START Exercise inputs
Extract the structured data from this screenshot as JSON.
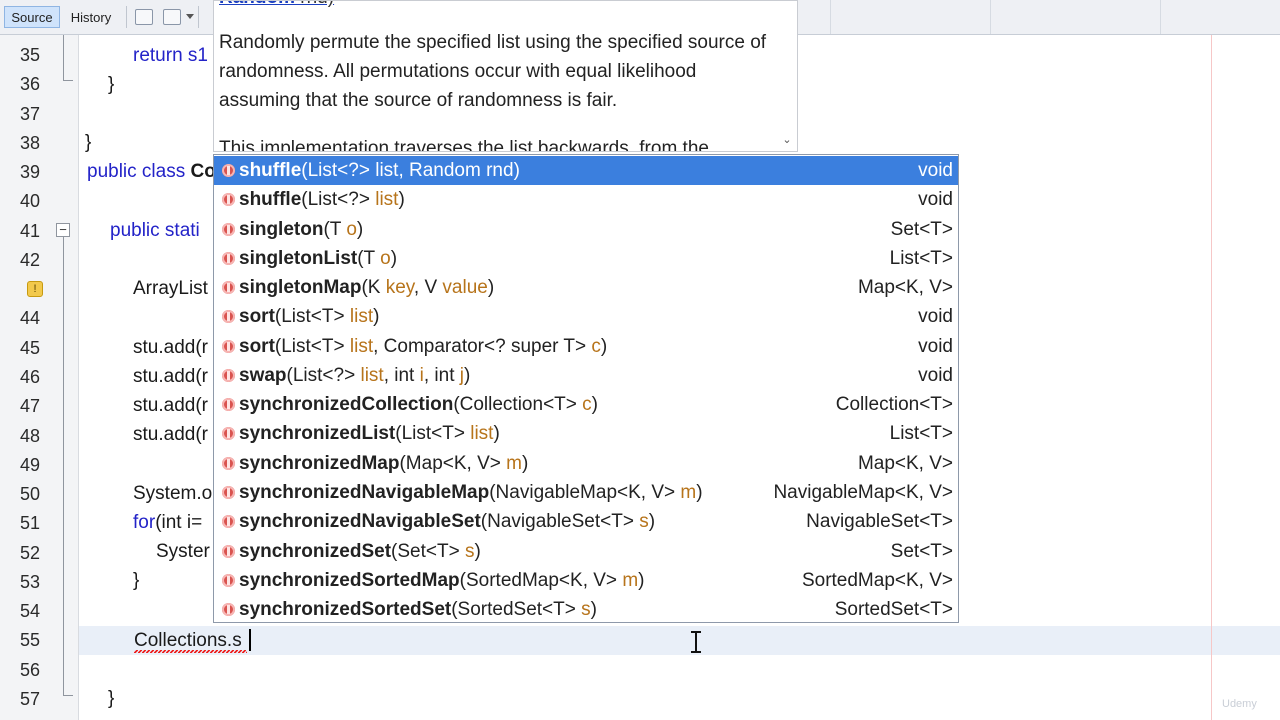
{
  "toolbar": {
    "tabs": [
      {
        "label": "Source",
        "active": true
      },
      {
        "label": "History",
        "active": false
      }
    ],
    "icons": [
      "back-history-icon",
      "forward-history-icon",
      "dropdown-icon"
    ]
  },
  "editor": {
    "line_numbers": [
      "35",
      "36",
      "37",
      "38",
      "39",
      "40",
      "41",
      "42",
      "",
      "44",
      "45",
      "46",
      "47",
      "48",
      "49",
      "50",
      "51",
      "52",
      "53",
      "54",
      "55",
      "56",
      "57"
    ],
    "code": {
      "l35": "return s1",
      "l36": "}",
      "l38": "}",
      "l39_kw": "public class ",
      "l39_name": "Co",
      "l41_kw": "public stati",
      "l43": "ArrayList",
      "l45": "stu.add(r",
      "l46": "stu.add(r",
      "l47": "stu.add(r",
      "l48": "stu.add(r",
      "l50": "System.o",
      "l51_kw": "for",
      "l51_rest": "(int i=",
      "l52": "Syster",
      "l53": "}",
      "l55": "Collections.s",
      "l57": "}"
    },
    "accent": "#3b7fde",
    "keyword_color": "#2323c8"
  },
  "javadoc": {
    "signature_name": "Random",
    "signature_rest": " rnd)",
    "body": "Randomly permute the specified list using the specified source of randomness. All permutations occur with equal likelihood assuming that the source of randomness is fair.",
    "more": "This implementation traverses the list backwards, from the"
  },
  "completion": {
    "items": [
      {
        "name": "shuffle",
        "pre": "(List<?> ",
        "params": [
          {
            "t": "",
            "n": "list"
          },
          {
            "t": ", Random ",
            "n": "rnd"
          }
        ],
        "post": ")",
        "ret": "void",
        "selected": true
      },
      {
        "name": "shuffle",
        "pre": "(List<?> ",
        "params": [
          {
            "t": "",
            "n": "list"
          }
        ],
        "post": ")",
        "ret": "void"
      },
      {
        "name": "singleton",
        "pre": "(T ",
        "params": [
          {
            "t": "",
            "n": "o"
          }
        ],
        "post": ")",
        "ret": "Set<T>"
      },
      {
        "name": "singletonList",
        "pre": "(T ",
        "params": [
          {
            "t": "",
            "n": "o"
          }
        ],
        "post": ")",
        "ret": "List<T>"
      },
      {
        "name": "singletonMap",
        "pre": "(K ",
        "params": [
          {
            "t": "",
            "n": "key"
          },
          {
            "t": ", V ",
            "n": "value"
          }
        ],
        "post": ")",
        "ret": "Map<K, V>"
      },
      {
        "name": "sort",
        "pre": "(List<T> ",
        "params": [
          {
            "t": "",
            "n": "list"
          }
        ],
        "post": ")",
        "ret": "void"
      },
      {
        "name": "sort",
        "pre": "(List<T> ",
        "params": [
          {
            "t": "",
            "n": "list"
          },
          {
            "t": ", Comparator<? super T> ",
            "n": "c"
          }
        ],
        "post": ")",
        "ret": "void"
      },
      {
        "name": "swap",
        "pre": "(List<?> ",
        "params": [
          {
            "t": "",
            "n": "list"
          },
          {
            "t": ", int ",
            "n": "i"
          },
          {
            "t": ", int ",
            "n": "j"
          }
        ],
        "post": ")",
        "ret": "void"
      },
      {
        "name": "synchronizedCollection",
        "pre": "(Collection<T> ",
        "params": [
          {
            "t": "",
            "n": "c"
          }
        ],
        "post": ")",
        "ret": "Collection<T>"
      },
      {
        "name": "synchronizedList",
        "pre": "(List<T> ",
        "params": [
          {
            "t": "",
            "n": "list"
          }
        ],
        "post": ")",
        "ret": "List<T>"
      },
      {
        "name": "synchronizedMap",
        "pre": "(Map<K, V> ",
        "params": [
          {
            "t": "",
            "n": "m"
          }
        ],
        "post": ")",
        "ret": "Map<K, V>"
      },
      {
        "name": "synchronizedNavigableMap",
        "pre": "(NavigableMap<K, V> ",
        "params": [
          {
            "t": "",
            "n": "m"
          }
        ],
        "post": ")",
        "ret": "NavigableMap<K, V>"
      },
      {
        "name": "synchronizedNavigableSet",
        "pre": "(NavigableSet<T> ",
        "params": [
          {
            "t": "",
            "n": "s"
          }
        ],
        "post": ")",
        "ret": "NavigableSet<T>"
      },
      {
        "name": "synchronizedSet",
        "pre": "(Set<T> ",
        "params": [
          {
            "t": "",
            "n": "s"
          }
        ],
        "post": ")",
        "ret": "Set<T>"
      },
      {
        "name": "synchronizedSortedMap",
        "pre": "(SortedMap<K, V> ",
        "params": [
          {
            "t": "",
            "n": "m"
          }
        ],
        "post": ")",
        "ret": "SortedMap<K, V>"
      },
      {
        "name": "synchronizedSortedSet",
        "pre": "(SortedSet<T> ",
        "params": [
          {
            "t": "",
            "n": "s"
          }
        ],
        "post": ")",
        "ret": "SortedSet<T>"
      }
    ]
  }
}
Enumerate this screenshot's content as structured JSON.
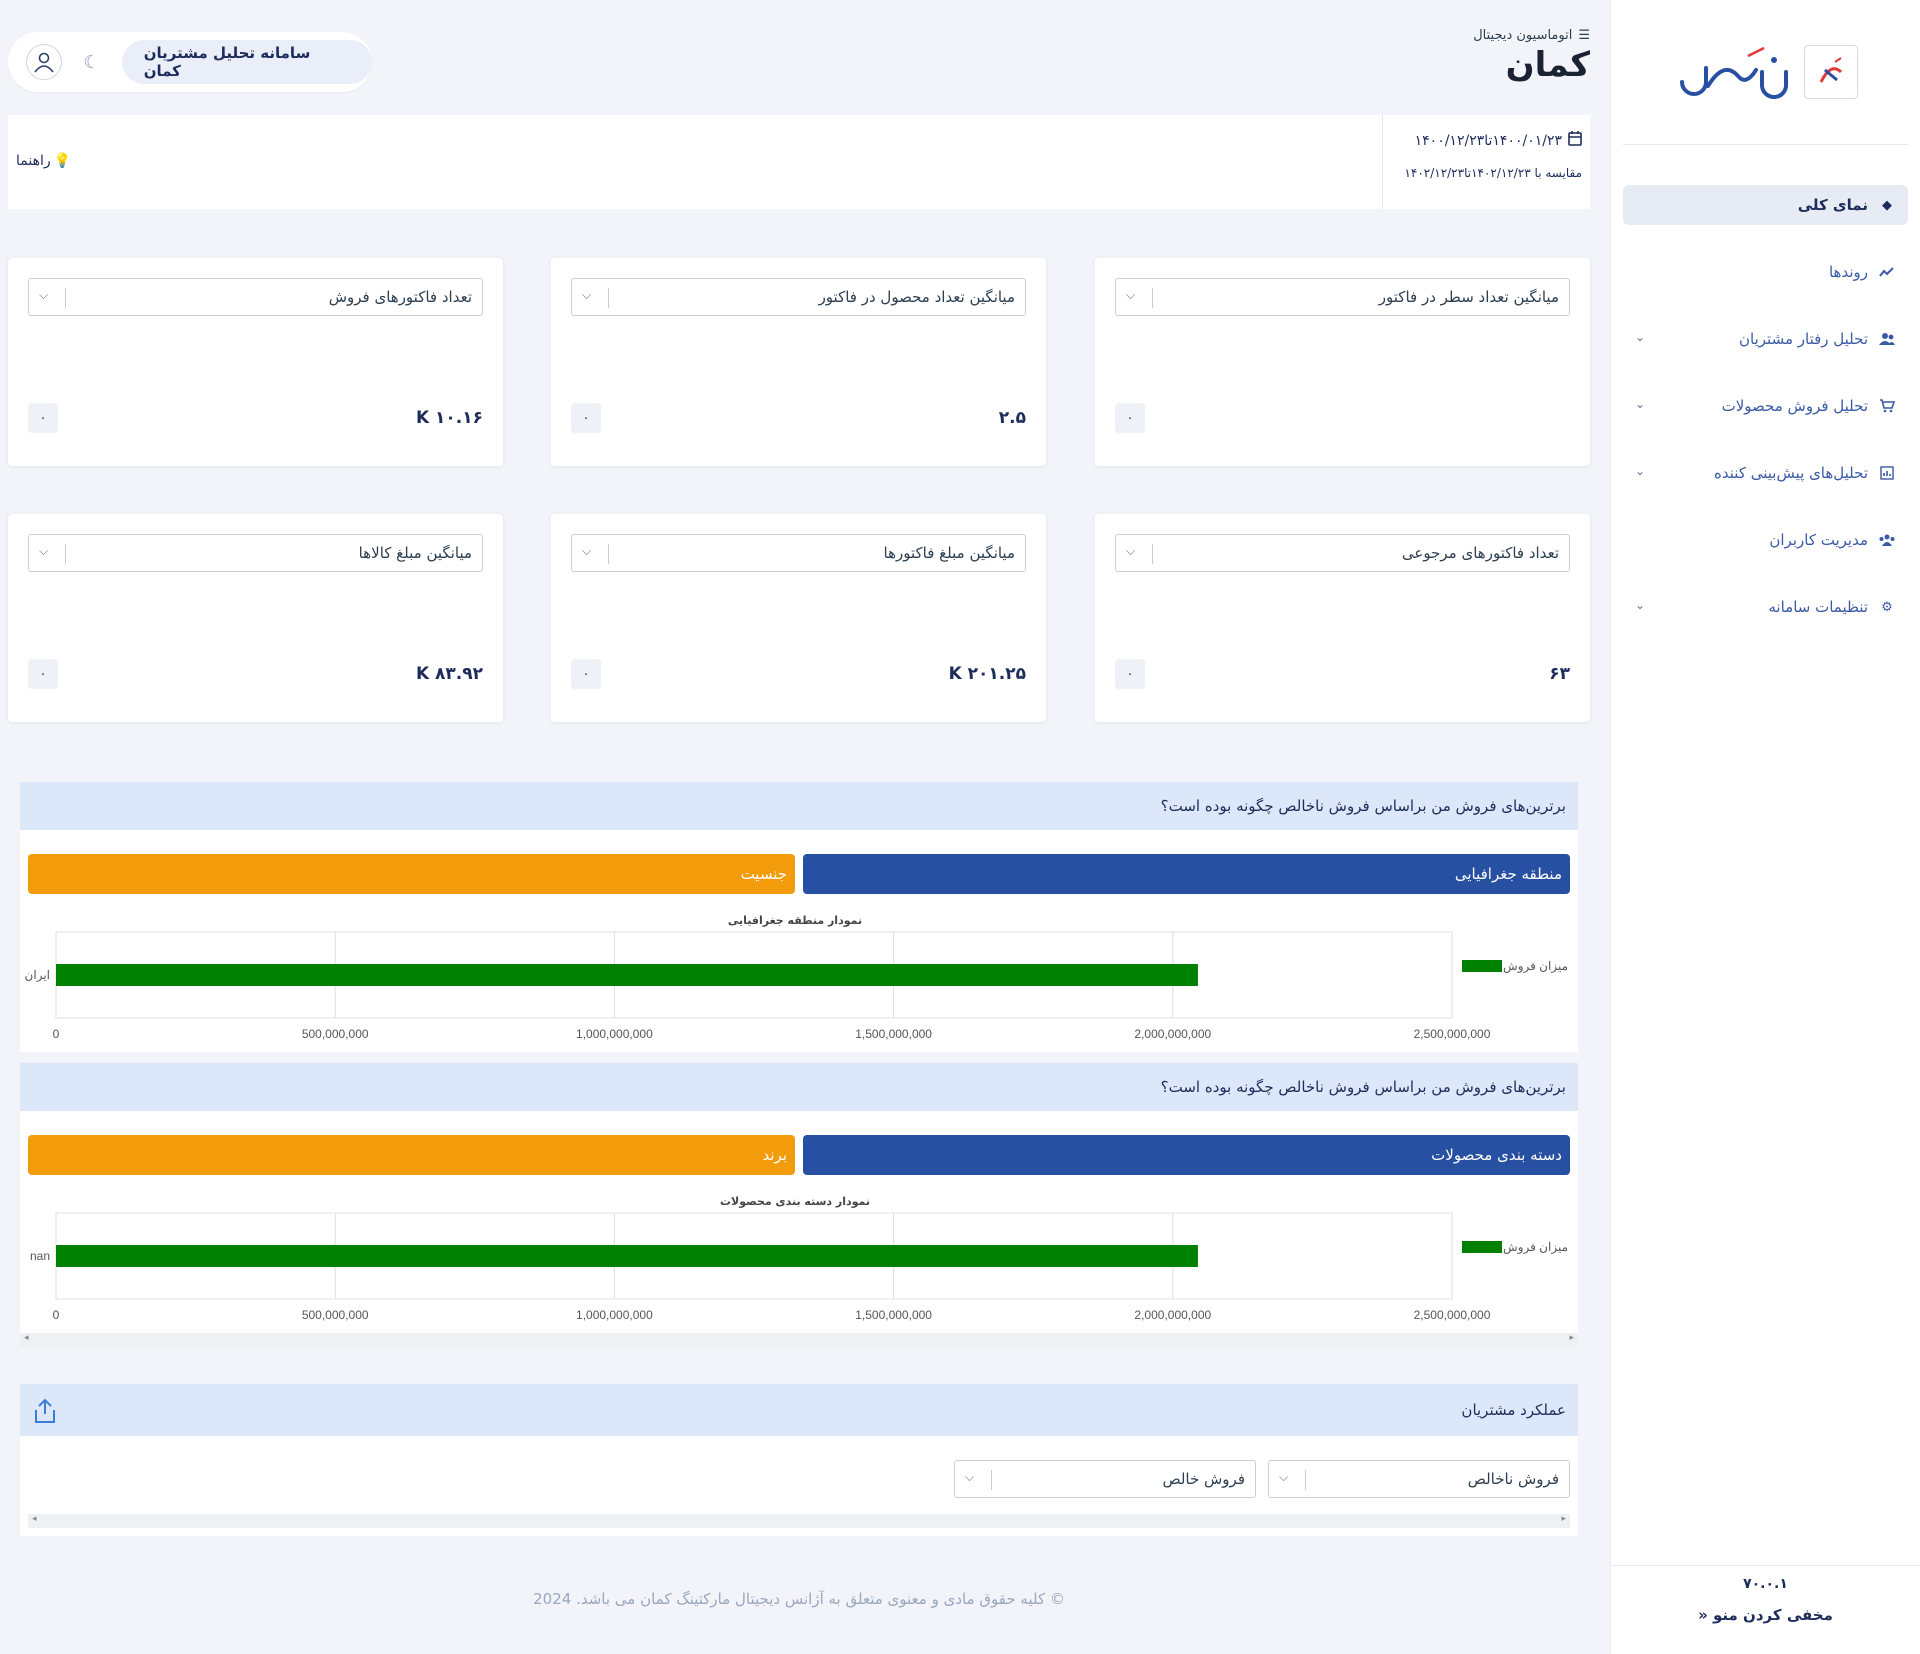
{
  "sidebar": {
    "logo_text": "کمان",
    "items": [
      {
        "label": "نمای کلی",
        "icon": "layers-icon",
        "active": true,
        "chevron": false
      },
      {
        "label": "روندها",
        "icon": "trend-icon",
        "active": false,
        "chevron": false
      },
      {
        "label": "تحلیل رفتار مشتریان",
        "icon": "users-icon",
        "active": false,
        "chevron": true
      },
      {
        "label": "تحلیل فروش محصولات",
        "icon": "cart-icon",
        "active": false,
        "chevron": true
      },
      {
        "label": "تحلیل‌های پیش‌بینی کننده",
        "icon": "chart-icon",
        "active": false,
        "chevron": true
      },
      {
        "label": "مدیریت کاربران",
        "icon": "team-icon",
        "active": false,
        "chevron": false
      },
      {
        "label": "تنظیمات سامانه",
        "icon": "gear-icon",
        "active": false,
        "chevron": true
      }
    ],
    "version": "۷۰.۰.۱",
    "hide_menu": "مخفی کردن منو"
  },
  "header": {
    "breadcrumb": "اتوماسیون دیجیتال",
    "title": "کمان",
    "system_name": "سامانه تحلیل مشتریان کمان"
  },
  "date_bar": {
    "range": "۱۴۰۰/۰۱/۲۳تا۱۴۰۰/۱۲/۲۳",
    "compare": "مقایسه با ۱۴۰۲/۱۲/۲۳تا۱۴۰۲/۱۲/۲۳",
    "guide": "راهنما"
  },
  "cards": [
    {
      "label": "میانگین تعداد سطر در فاکتور",
      "value": "",
      "badge": "۰"
    },
    {
      "label": "میانگین تعداد محصول در فاکتور",
      "value": "۲.۵",
      "badge": "۰"
    },
    {
      "label": "تعداد فاکتورهای فروش",
      "value": "K ۱۰.۱۶",
      "badge": "۰"
    },
    {
      "label": "تعداد فاکتورهای مرجوعی",
      "value": "۶۳",
      "badge": "۰"
    },
    {
      "label": "میانگین مبلغ فاکتورها",
      "value": "K ۲۰۱.۲۵",
      "badge": "۰"
    },
    {
      "label": "میانگین مبلغ کالاها",
      "value": "K ۸۳.۹۲",
      "badge": "۰"
    }
  ],
  "panels": [
    {
      "question": "برترین‌های فروش من براساس فروش ناخالص چگونه بوده است؟",
      "tab_blue": "منطقه جغرافیایی",
      "tab_orange": "جنسیت"
    },
    {
      "question": "برترین‌های فروش من براساس فروش ناخالص چگونه بوده است؟",
      "tab_blue": "دسته بندی محصولات",
      "tab_orange": "برند"
    }
  ],
  "chart_data": [
    {
      "type": "bar",
      "orientation": "horizontal",
      "title": "نمودار منطقه جغرافیایی",
      "categories": [
        "ایران"
      ],
      "series": [
        {
          "name": "میزان فروش",
          "values": [
            2045000000
          ],
          "color": "#008000"
        }
      ],
      "xlim": [
        0,
        2500000000
      ],
      "x_ticks": [
        "0",
        "500,000,000",
        "1,000,000,000",
        "1,500,000,000",
        "2,000,000,000",
        "2,500,000,000"
      ],
      "grid": true,
      "legend": "right"
    },
    {
      "type": "bar",
      "orientation": "horizontal",
      "title": "نمودار دسته بندی محصولات",
      "categories": [
        "nan"
      ],
      "series": [
        {
          "name": "میزان فروش",
          "values": [
            2045000000
          ],
          "color": "#008000"
        }
      ],
      "xlim": [
        0,
        2500000000
      ],
      "x_ticks": [
        "0",
        "500,000,000",
        "1,000,000,000",
        "1,500,000,000",
        "2,000,000,000",
        "2,500,000,000"
      ],
      "grid": true,
      "legend": "right"
    }
  ],
  "performance": {
    "title": "عملکرد مشتریان",
    "select_gross": "فروش ناخالص",
    "select_net": "فروش خالص"
  },
  "footer": "© کلیه حقوق مادی و معنوی متعلق به آژانس دیجیتال مارکتینگ کمان می باشد. 2024",
  "colors": {
    "primary": "#2850a2",
    "accent": "#f39c0b",
    "bar": "#008000",
    "panel_head": "#dce8fa"
  }
}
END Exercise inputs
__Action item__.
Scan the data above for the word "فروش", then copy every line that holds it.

__Task solution__.
        "label": "تحلیل فروش محصولات",
      "label": "تعداد فاکتورهای فروش",
      "question": "برترین‌های فروش من براساس فروش ناخالص چگونه بوده است؟",
      "question": "برترین‌های فروش من براساس فروش ناخالص چگونه بوده است؟",
          "name": "میزان فروش",
          "name": "میزان فروش",
    "select_gross": "فروش ناخالص",
    "select_net": "فروش خالص"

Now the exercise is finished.